market) will wear out much quicker than a Koni and need replacement much sooner. The other advantage of the large adjustment range is that you can have is tuned in the low to mid part of the adjustment range for normal performance street use but then turn them up quite a bit higher if you want to go run an autocross, track day, etc. where you want to make the car much more aggressive and use the adjustment to tune the understeer/oversteer balance of the car for a particular goal. Then when the day is done, you can go back to your street adjustment for the drive home.
If the dampers are being used on a street car with aftermarket street performance springs, then we normally recommend an initial adjustment between about 1/2 and 1 full turn from the minimum setting to add a bit more force to balance with the performance springs, other upgrades, and more aggressive driving preferences. The Konis generally are twice as firm at the max. setting as they are at the min. setting so the adjustment range is very large and much larger than any other shock brand in the market. Just because the damper can be made very aggressive does not mean that that is the best setting for normal use. Even though the car may feel extremely sporty like a slot car, it may often be overdamped for normal use and ride quality and some handling will suffer. Lots of guys say "I don't care what it rides like. I like it really firm" but that point of view usually comes from people who have not previously had the opportunity to drive on really good suspension that does not have to be harsh to be good. Firm is good, harsh is bad and there really is a difference. Once you have the "good stuff" and if you have interest in it, you can pretty quickly become more discerning on what your car does and develop your own preferences. It can be related to drinking wine. To someone who drinks wine rarely, they may or may not like it and not be able to tell the differences. But once you try sampling a bit, then you can refine your own preferences for what you like and make your own decisions to what you need. We are not trying to make you a wine snob or shock snob, just that the better (and often more expensive) stuff really can be better than the entry level stuff and someone who is interested in it can get more from it and tune it to their own preferences.
The one major downfall was the install process. The install could have been made a whole lot easier if better documentation was provided. I was told that the documentation has no words and only illustrations because it is distributed in several countries and it was recommended I download more complete instructions from Konis website. I downloaded the instructions from (http://www.koni-na.com/pdf/boltstrut.pdf), but these still only provided part of the install procedure and left me confused on some areas of the install.
The only other thing I didn't like about the Konis was their lack of adjustability.
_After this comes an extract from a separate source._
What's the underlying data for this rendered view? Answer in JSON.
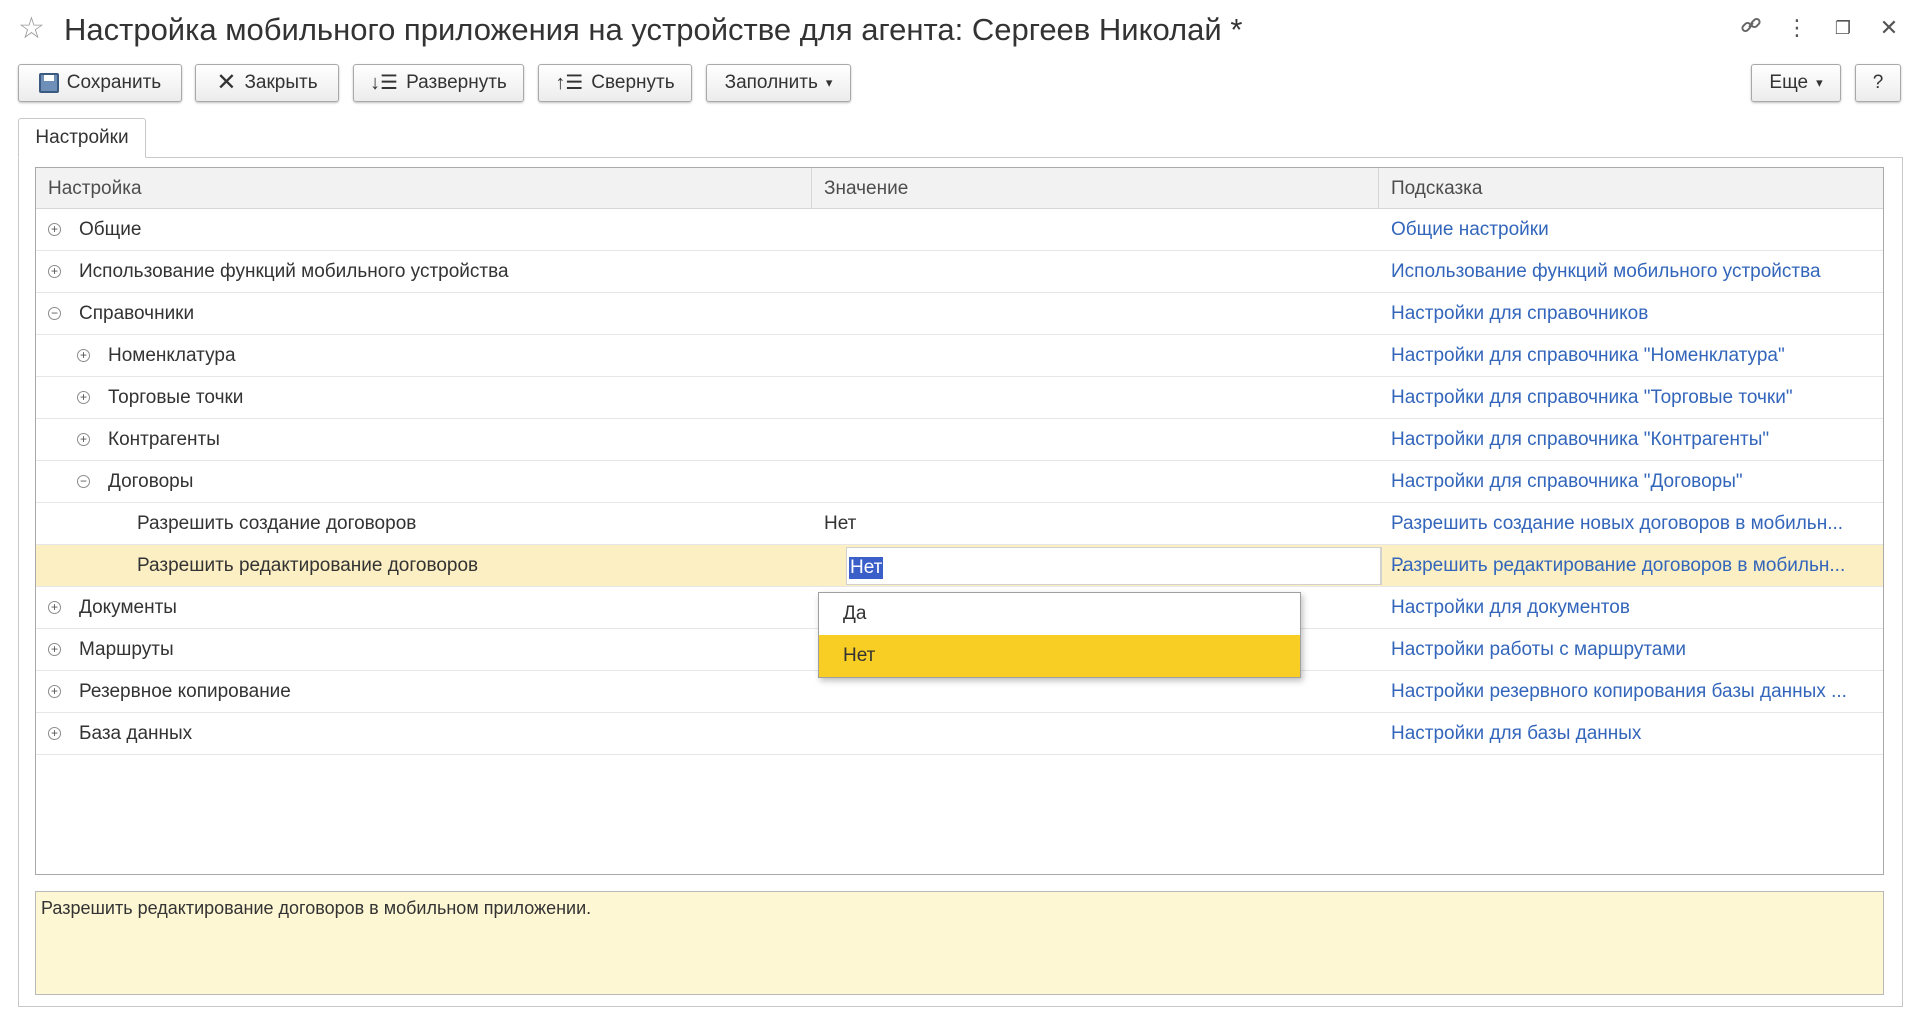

Although this wasn't the fault of Koni, it still limits the drivers possibility of a quick adjustment. The front can be adjusted quickly if the engine covers are left off, however to adjust the rear you have to get to the rear strut tower which involves removing the plastic covers and rear seatbelts on each side of the car.
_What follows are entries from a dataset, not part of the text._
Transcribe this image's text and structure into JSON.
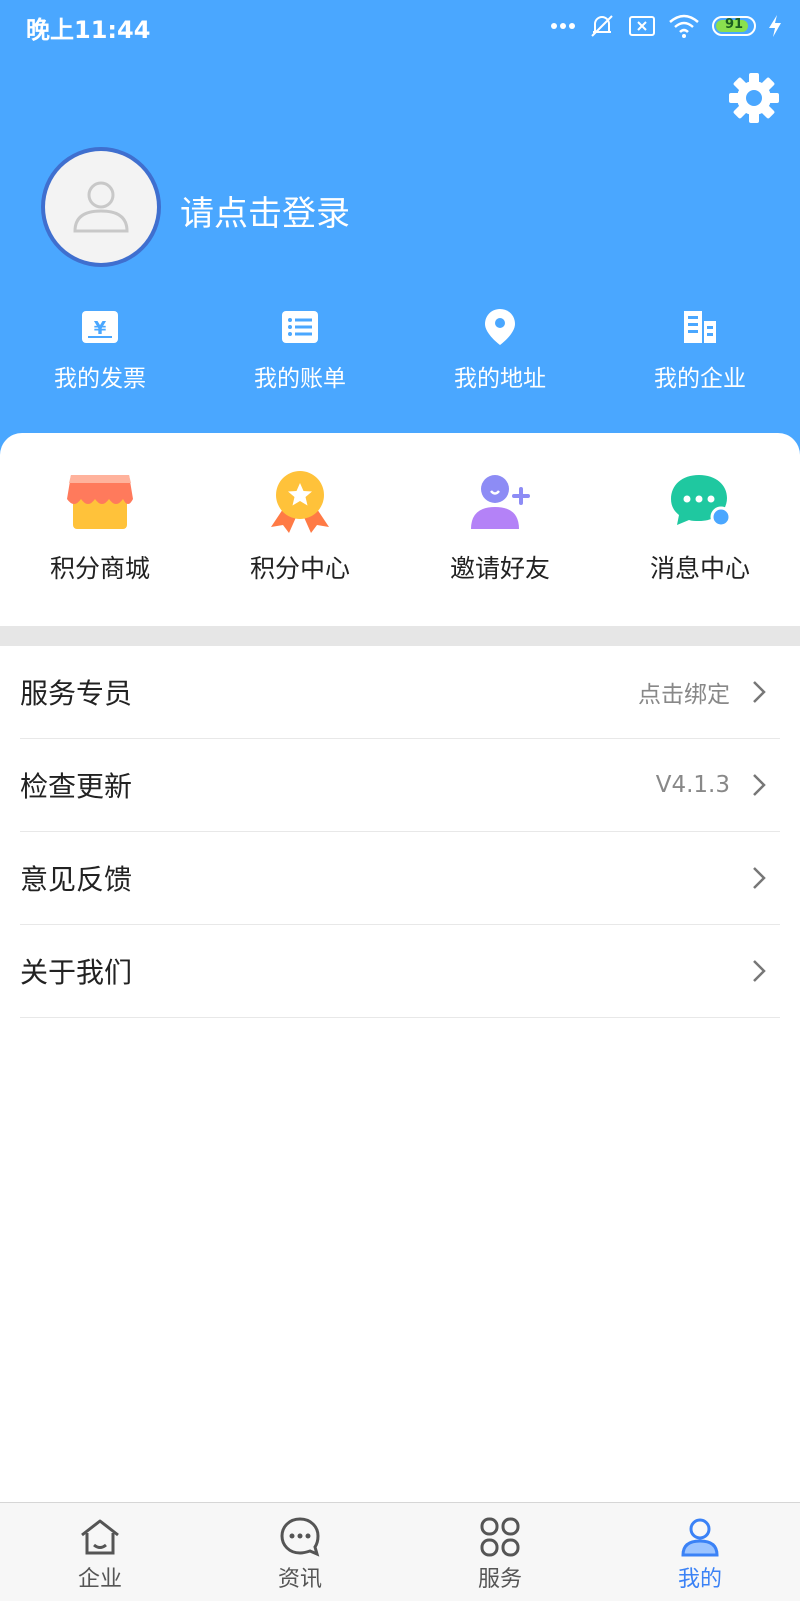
{
  "status_bar": {
    "time": "晚上11:44",
    "battery": "91",
    "battery_level": 0.91
  },
  "profile": {
    "login_prompt": "请点击登录"
  },
  "quick_actions": [
    {
      "label": "我的发票",
      "icon": "invoice-icon"
    },
    {
      "label": "我的账单",
      "icon": "bill-list-icon"
    },
    {
      "label": "我的地址",
      "icon": "location-pin-icon"
    },
    {
      "label": "我的企业",
      "icon": "building-icon"
    }
  ],
  "features": [
    {
      "label": "积分商城",
      "icon": "shop-icon"
    },
    {
      "label": "积分中心",
      "icon": "medal-icon"
    },
    {
      "label": "邀请好友",
      "icon": "add-friend-icon"
    },
    {
      "label": "消息中心",
      "icon": "message-icon"
    }
  ],
  "menu": [
    {
      "label": "服务专员",
      "value": "点击绑定"
    },
    {
      "label": "检查更新",
      "value": "V4.1.3"
    },
    {
      "label": "意见反馈",
      "value": ""
    },
    {
      "label": "关于我们",
      "value": ""
    }
  ],
  "tabs": [
    {
      "label": "企业",
      "icon": "home-icon"
    },
    {
      "label": "资讯",
      "icon": "chat-icon"
    },
    {
      "label": "服务",
      "icon": "grid-icon"
    },
    {
      "label": "我的",
      "icon": "user-icon",
      "active": true
    }
  ],
  "colors": {
    "header": "#4aa7ff",
    "active_tab": "#3b82f6"
  }
}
This is an excellent product that I can definitely recommend! I've been very happy with the new dampers and was impressed with how much they can help handling once adjusted correctly.
Excellent adjustability range
Greatly improve handling and stiffness in suspension
Built to last a long time
Not quickly adjustable